A state-of the-art review of stratified medicine in cancer: towards a future precision medicine strategy in cancer
Authors listG Middleton H Robbins F Andre Charles Swanton

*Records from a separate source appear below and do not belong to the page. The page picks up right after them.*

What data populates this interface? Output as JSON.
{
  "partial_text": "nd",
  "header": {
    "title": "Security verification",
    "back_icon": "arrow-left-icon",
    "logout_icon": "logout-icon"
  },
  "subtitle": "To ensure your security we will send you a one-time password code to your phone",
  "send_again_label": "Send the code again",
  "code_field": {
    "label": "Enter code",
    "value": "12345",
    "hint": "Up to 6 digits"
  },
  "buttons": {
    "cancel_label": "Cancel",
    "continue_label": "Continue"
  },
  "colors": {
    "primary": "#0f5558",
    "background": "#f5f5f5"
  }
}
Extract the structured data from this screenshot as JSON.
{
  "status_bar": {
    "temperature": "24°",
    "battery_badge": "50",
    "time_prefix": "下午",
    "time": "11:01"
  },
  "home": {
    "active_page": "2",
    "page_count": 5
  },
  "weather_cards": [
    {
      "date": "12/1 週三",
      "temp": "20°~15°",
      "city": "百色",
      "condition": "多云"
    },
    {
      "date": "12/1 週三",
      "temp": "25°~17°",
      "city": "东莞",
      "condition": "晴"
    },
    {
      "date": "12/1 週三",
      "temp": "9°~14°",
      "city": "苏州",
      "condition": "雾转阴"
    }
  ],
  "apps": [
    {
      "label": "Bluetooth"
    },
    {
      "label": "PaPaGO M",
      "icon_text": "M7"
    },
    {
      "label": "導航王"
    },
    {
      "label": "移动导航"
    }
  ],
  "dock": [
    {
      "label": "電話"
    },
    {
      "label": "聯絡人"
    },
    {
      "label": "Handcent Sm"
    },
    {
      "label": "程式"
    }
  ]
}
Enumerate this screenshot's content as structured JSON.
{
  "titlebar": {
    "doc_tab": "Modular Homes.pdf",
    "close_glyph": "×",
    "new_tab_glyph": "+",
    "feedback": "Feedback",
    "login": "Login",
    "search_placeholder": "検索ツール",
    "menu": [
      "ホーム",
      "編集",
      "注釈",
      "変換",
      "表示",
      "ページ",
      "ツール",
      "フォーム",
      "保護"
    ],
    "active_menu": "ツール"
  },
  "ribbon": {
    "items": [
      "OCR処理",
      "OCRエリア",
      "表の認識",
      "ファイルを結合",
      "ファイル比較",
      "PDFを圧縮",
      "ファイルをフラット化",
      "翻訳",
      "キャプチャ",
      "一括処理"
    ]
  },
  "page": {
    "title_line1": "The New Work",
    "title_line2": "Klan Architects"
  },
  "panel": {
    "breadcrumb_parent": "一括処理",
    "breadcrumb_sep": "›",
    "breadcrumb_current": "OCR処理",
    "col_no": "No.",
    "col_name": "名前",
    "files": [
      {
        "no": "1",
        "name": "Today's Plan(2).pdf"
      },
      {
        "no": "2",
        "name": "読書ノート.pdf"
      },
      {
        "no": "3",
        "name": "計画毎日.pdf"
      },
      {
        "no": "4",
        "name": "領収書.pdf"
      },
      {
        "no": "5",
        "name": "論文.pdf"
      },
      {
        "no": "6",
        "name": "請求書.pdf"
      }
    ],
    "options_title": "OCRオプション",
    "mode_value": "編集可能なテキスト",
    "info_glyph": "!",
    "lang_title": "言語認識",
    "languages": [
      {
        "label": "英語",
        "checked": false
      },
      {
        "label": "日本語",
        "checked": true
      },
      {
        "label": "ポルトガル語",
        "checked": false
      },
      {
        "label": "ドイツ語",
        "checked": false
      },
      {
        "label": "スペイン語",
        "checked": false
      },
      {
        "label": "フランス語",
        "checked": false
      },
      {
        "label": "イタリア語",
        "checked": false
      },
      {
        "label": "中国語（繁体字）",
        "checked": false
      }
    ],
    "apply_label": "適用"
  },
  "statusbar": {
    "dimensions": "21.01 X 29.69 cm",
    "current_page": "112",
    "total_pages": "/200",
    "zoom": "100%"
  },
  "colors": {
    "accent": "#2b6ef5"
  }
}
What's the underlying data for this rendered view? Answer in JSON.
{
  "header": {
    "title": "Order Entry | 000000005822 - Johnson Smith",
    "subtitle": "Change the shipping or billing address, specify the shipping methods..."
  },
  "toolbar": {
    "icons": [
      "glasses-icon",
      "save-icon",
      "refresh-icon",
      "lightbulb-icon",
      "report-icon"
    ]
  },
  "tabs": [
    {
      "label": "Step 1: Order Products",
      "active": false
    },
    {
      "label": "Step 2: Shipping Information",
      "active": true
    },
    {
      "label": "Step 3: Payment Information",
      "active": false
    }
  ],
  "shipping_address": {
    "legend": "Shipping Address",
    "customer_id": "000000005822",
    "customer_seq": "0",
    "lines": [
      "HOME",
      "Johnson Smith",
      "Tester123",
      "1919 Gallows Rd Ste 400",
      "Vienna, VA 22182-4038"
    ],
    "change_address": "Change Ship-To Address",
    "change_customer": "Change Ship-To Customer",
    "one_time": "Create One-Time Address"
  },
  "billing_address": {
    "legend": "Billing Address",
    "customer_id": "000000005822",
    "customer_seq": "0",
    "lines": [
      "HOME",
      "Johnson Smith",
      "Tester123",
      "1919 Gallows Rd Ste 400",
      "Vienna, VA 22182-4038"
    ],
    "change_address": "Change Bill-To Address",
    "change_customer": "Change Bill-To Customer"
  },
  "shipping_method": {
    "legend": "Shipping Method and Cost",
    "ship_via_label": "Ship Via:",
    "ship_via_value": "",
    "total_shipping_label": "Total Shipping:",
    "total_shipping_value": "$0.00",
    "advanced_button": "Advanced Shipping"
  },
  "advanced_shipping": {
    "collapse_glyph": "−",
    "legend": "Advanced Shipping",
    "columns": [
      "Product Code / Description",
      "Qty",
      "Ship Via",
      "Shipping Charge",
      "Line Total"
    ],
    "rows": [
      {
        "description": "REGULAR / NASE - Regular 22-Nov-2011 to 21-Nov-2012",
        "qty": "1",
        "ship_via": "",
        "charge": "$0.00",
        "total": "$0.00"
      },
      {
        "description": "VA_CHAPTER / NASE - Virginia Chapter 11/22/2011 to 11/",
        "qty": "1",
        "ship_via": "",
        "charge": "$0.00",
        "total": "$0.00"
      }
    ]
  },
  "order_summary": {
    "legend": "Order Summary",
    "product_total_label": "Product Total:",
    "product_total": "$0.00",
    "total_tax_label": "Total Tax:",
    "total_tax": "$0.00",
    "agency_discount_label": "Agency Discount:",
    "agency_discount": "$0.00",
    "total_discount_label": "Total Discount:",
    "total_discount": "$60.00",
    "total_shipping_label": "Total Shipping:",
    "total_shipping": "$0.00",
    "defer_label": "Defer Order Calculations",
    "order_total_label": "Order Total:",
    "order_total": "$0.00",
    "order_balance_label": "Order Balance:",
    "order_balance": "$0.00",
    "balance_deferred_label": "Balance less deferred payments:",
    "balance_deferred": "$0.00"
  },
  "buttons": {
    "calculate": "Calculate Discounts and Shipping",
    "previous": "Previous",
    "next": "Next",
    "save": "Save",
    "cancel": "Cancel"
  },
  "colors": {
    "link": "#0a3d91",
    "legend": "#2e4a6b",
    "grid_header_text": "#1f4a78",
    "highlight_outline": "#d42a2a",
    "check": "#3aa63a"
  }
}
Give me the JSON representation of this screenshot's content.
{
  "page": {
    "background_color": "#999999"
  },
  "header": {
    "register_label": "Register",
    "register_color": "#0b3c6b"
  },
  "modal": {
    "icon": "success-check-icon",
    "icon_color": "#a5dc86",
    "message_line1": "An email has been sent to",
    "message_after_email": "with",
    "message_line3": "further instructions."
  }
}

BACKGROUND: Building on the success of targeted therapy in certain well-defined cancer genotypes, three platform studies - NCI-MATCH, LUNG-MAP and The National Lung Matrix Trial (NLMT) have attempted to discover new genotype-matched therapies for people with cancer. PATIENTS AND METHODS: We review the outputs from these platform studies. This review led us to propose a series of recommendations and considerations that we hope will inform future precision medicine programmes in cancer RESULTS: The three studies collectively screened over 13,000 patients. Across 37 genotype matched cohorts there have been 66/875 responders, an overall response rate of 7.5%. Targeting copy number gain yielded 5/199 responses across 9 biomarker:drug matched cohorts, a response rate of 2.5%. CONCLUSIONS: The majority of these studies used single-agent targeted therapies. Whilst pre-clinical data can suggest rational combination treatment to reverse adaptive resistance or block parallel activated pathways there is an essential need for accurate modelling of the toxicity:activity trade-off of combinations. Agent selection is often sub-optimal; dose expansion should only be performed with agents with clear clinical proof of mechanism and the high target selectivity. Targeting copy number change has been disappointing; it is crucial to define the drivers on shared amplicons that include the targeted aberration. Maximising outcomes with currently available targeted therapies requires moving towards a more contextualised stratified medicine acknowledging the criticality of the genomic, transcriptional and immunological context on which the targeted aberration is inscribed. Genomic complexity and instability is likely to be a leading cause of targeted therapy failure in genomically complex cancers. Pre-clinical models must be developed that more accurately capture the genomic complexity of human disease. The degree of attrition of studies performed after standard of care therapy suggest that serious efforts be made to develop a suite of precision medicine studies in the minimal residual disease setting.
Journal Annals of Oncology
Issue number 2